__THE PROBLEM__. In the listing below, locate the lines that hold the string "begin". Copy those lines.

__TASK DATA__.

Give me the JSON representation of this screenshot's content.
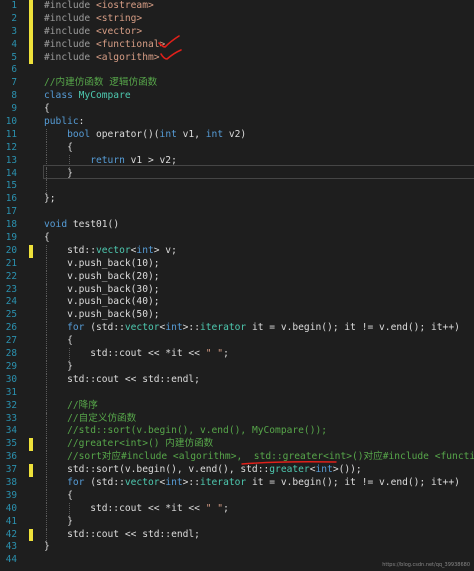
{
  "editor": {
    "lines": [
      {
        "n": "1",
        "mark": "yellow",
        "guides": [],
        "segs": [
          [
            "pp",
            "#include "
          ],
          [
            "str",
            "<iostream>"
          ]
        ]
      },
      {
        "n": "2",
        "mark": "yellow",
        "guides": [],
        "segs": [
          [
            "pp",
            "#include "
          ],
          [
            "str",
            "<string>"
          ]
        ]
      },
      {
        "n": "3",
        "mark": "yellow",
        "guides": [],
        "segs": [
          [
            "pp",
            "#include "
          ],
          [
            "str",
            "<vector>"
          ]
        ]
      },
      {
        "n": "4",
        "mark": "yellow",
        "guides": [],
        "segs": [
          [
            "pp",
            "#include "
          ],
          [
            "str",
            "<functional>"
          ]
        ]
      },
      {
        "n": "5",
        "mark": "yellow",
        "guides": [],
        "segs": [
          [
            "pp",
            "#include "
          ],
          [
            "str",
            "<algorithm>"
          ]
        ]
      },
      {
        "n": "6",
        "mark": "",
        "guides": [],
        "segs": []
      },
      {
        "n": "7",
        "mark": "",
        "guides": [],
        "segs": [
          [
            "cm",
            "//内建仿函数 逻辑仿函数"
          ]
        ]
      },
      {
        "n": "8",
        "mark": "",
        "guides": [],
        "segs": [
          [
            "kw",
            "class "
          ],
          [
            "ty",
            "MyCompare"
          ]
        ]
      },
      {
        "n": "9",
        "mark": "",
        "guides": [],
        "segs": [
          [
            "tx",
            "{"
          ]
        ]
      },
      {
        "n": "10",
        "mark": "",
        "guides": [],
        "segs": [
          [
            "kw",
            "public"
          ],
          [
            "tx",
            ":"
          ]
        ]
      },
      {
        "n": "11",
        "mark": "",
        "guides": [
          0
        ],
        "segs": [
          [
            "tx",
            "    "
          ],
          [
            "kw",
            "bool "
          ],
          [
            "tx",
            "operator()("
          ],
          [
            "kw",
            "int "
          ],
          [
            "tx",
            "v1, "
          ],
          [
            "kw",
            "int "
          ],
          [
            "tx",
            "v2)"
          ]
        ]
      },
      {
        "n": "12",
        "mark": "",
        "guides": [
          0
        ],
        "segs": [
          [
            "tx",
            "    {"
          ]
        ]
      },
      {
        "n": "13",
        "mark": "",
        "guides": [
          0,
          1
        ],
        "segs": [
          [
            "tx",
            "        "
          ],
          [
            "kw",
            "return "
          ],
          [
            "tx",
            "v1 > v2;"
          ]
        ]
      },
      {
        "n": "14",
        "mark": "",
        "guides": [
          0
        ],
        "segs": [
          [
            "tx",
            "    }"
          ]
        ]
      },
      {
        "n": "15",
        "mark": "",
        "guides": [
          0
        ],
        "segs": []
      },
      {
        "n": "16",
        "mark": "",
        "guides": [],
        "segs": [
          [
            "tx",
            "};"
          ]
        ]
      },
      {
        "n": "17",
        "mark": "",
        "guides": [],
        "segs": []
      },
      {
        "n": "18",
        "mark": "",
        "guides": [],
        "segs": [
          [
            "kw",
            "void "
          ],
          [
            "tx",
            "test01()"
          ]
        ]
      },
      {
        "n": "19",
        "mark": "",
        "guides": [],
        "segs": [
          [
            "tx",
            "{"
          ]
        ]
      },
      {
        "n": "20",
        "mark": "yellow",
        "guides": [
          0
        ],
        "segs": [
          [
            "tx",
            "    std::"
          ],
          [
            "ty",
            "vector"
          ],
          [
            "tx",
            "<"
          ],
          [
            "kw",
            "int"
          ],
          [
            "tx",
            "> v;"
          ]
        ]
      },
      {
        "n": "21",
        "mark": "",
        "guides": [
          0
        ],
        "segs": [
          [
            "tx",
            "    v.push_back(10);"
          ]
        ]
      },
      {
        "n": "22",
        "mark": "",
        "guides": [
          0
        ],
        "segs": [
          [
            "tx",
            "    v.push_back(20);"
          ]
        ]
      },
      {
        "n": "23",
        "mark": "",
        "guides": [
          0
        ],
        "segs": [
          [
            "tx",
            "    v.push_back(30);"
          ]
        ]
      },
      {
        "n": "24",
        "mark": "",
        "guides": [
          0
        ],
        "segs": [
          [
            "tx",
            "    v.push_back(40);"
          ]
        ]
      },
      {
        "n": "25",
        "mark": "",
        "guides": [
          0
        ],
        "segs": [
          [
            "tx",
            "    v.push_back(50);"
          ]
        ]
      },
      {
        "n": "26",
        "mark": "",
        "guides": [
          0
        ],
        "segs": [
          [
            "tx",
            "    "
          ],
          [
            "kw",
            "for "
          ],
          [
            "tx",
            "(std::"
          ],
          [
            "ty",
            "vector"
          ],
          [
            "tx",
            "<"
          ],
          [
            "kw",
            "int"
          ],
          [
            "tx",
            ">::"
          ],
          [
            "ty",
            "iterator "
          ],
          [
            "tx",
            "it = v.begin(); it != v.end(); it++)"
          ]
        ]
      },
      {
        "n": "27",
        "mark": "",
        "guides": [
          0
        ],
        "segs": [
          [
            "tx",
            "    {"
          ]
        ]
      },
      {
        "n": "28",
        "mark": "",
        "guides": [
          0,
          1
        ],
        "segs": [
          [
            "tx",
            "        std::cout << *it << "
          ],
          [
            "str",
            "\" \""
          ],
          [
            "tx",
            ";"
          ]
        ]
      },
      {
        "n": "29",
        "mark": "",
        "guides": [
          0
        ],
        "segs": [
          [
            "tx",
            "    }"
          ]
        ]
      },
      {
        "n": "30",
        "mark": "",
        "guides": [
          0
        ],
        "segs": [
          [
            "tx",
            "    std::cout << std::endl;"
          ]
        ]
      },
      {
        "n": "31",
        "mark": "",
        "guides": [
          0
        ],
        "segs": []
      },
      {
        "n": "32",
        "mark": "",
        "guides": [
          0
        ],
        "segs": [
          [
            "tx",
            "    "
          ],
          [
            "cm",
            "//降序"
          ]
        ]
      },
      {
        "n": "33",
        "mark": "",
        "guides": [
          0
        ],
        "segs": [
          [
            "tx",
            "    "
          ],
          [
            "cm",
            "//自定义仿函数"
          ]
        ]
      },
      {
        "n": "34",
        "mark": "",
        "guides": [
          0
        ],
        "segs": [
          [
            "tx",
            "    "
          ],
          [
            "cm",
            "//std::sort(v.begin(), v.end(), MyCompare());"
          ]
        ]
      },
      {
        "n": "35",
        "mark": "yellow",
        "guides": [
          0
        ],
        "segs": [
          [
            "tx",
            "    "
          ],
          [
            "cm",
            "//greater<int>() 内建仿函数"
          ]
        ]
      },
      {
        "n": "36",
        "mark": "",
        "guides": [
          0
        ],
        "segs": [
          [
            "tx",
            "    "
          ],
          [
            "cm",
            "//sort对应#include <algorithm>,  std::greater<int>()对应#include <functional>"
          ]
        ]
      },
      {
        "n": "37",
        "mark": "yellow",
        "guides": [
          0
        ],
        "segs": [
          [
            "tx",
            "    std::sort(v.begin(), v.end(), std::"
          ],
          [
            "ty",
            "greater"
          ],
          [
            "tx",
            "<"
          ],
          [
            "kw",
            "int"
          ],
          [
            "tx",
            ">());"
          ]
        ]
      },
      {
        "n": "38",
        "mark": "",
        "guides": [
          0
        ],
        "segs": [
          [
            "tx",
            "    "
          ],
          [
            "kw",
            "for "
          ],
          [
            "tx",
            "(std::"
          ],
          [
            "ty",
            "vector"
          ],
          [
            "tx",
            "<"
          ],
          [
            "kw",
            "int"
          ],
          [
            "tx",
            ">::"
          ],
          [
            "ty",
            "iterator "
          ],
          [
            "tx",
            "it = v.begin(); it != v.end(); it++)"
          ]
        ]
      },
      {
        "n": "39",
        "mark": "",
        "guides": [
          0
        ],
        "segs": [
          [
            "tx",
            "    {"
          ]
        ]
      },
      {
        "n": "40",
        "mark": "",
        "guides": [
          0,
          1
        ],
        "segs": [
          [
            "tx",
            "        std::cout << *it << "
          ],
          [
            "str",
            "\" \""
          ],
          [
            "tx",
            ";"
          ]
        ]
      },
      {
        "n": "41",
        "mark": "",
        "guides": [
          0
        ],
        "segs": [
          [
            "tx",
            "    }"
          ]
        ]
      },
      {
        "n": "42",
        "mark": "yellow",
        "guides": [
          0
        ],
        "segs": [
          [
            "tx",
            "    std::cout << std::endl;"
          ]
        ]
      },
      {
        "n": "43",
        "mark": "",
        "guides": [],
        "segs": [
          [
            "tx",
            "}"
          ]
        ]
      },
      {
        "n": "44",
        "mark": "",
        "guides": [],
        "segs": []
      }
    ],
    "watermark": "https://blog.csdn.net/qq_39938680"
  },
  "colors": {
    "background": "#1e1e1e",
    "line_number": "#2b91af",
    "keyword": "#569cd6",
    "type": "#4ec9b0",
    "comment": "#57a64a",
    "string": "#d69d85",
    "preprocessor": "#9b9b9b",
    "text": "#dcdcdc",
    "annotation_ink": "#e0201a"
  },
  "annotations": [
    {
      "name": "checkmark-functional-icon",
      "line": "4"
    },
    {
      "name": "checkmark-algorithm-icon",
      "line": "5"
    },
    {
      "name": "underline-greater-int",
      "line": "37"
    }
  ]
}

__RESPONSE TO THE EXERCISE__.
            "it = v.begin(); it != v.end(); it++)"
            "//std::sort(v.begin(), v.end(), MyCompare());"
            "    std::sort(v.begin(), v.end(), std::"
            "it = v.begin(); it != v.end(); it++)"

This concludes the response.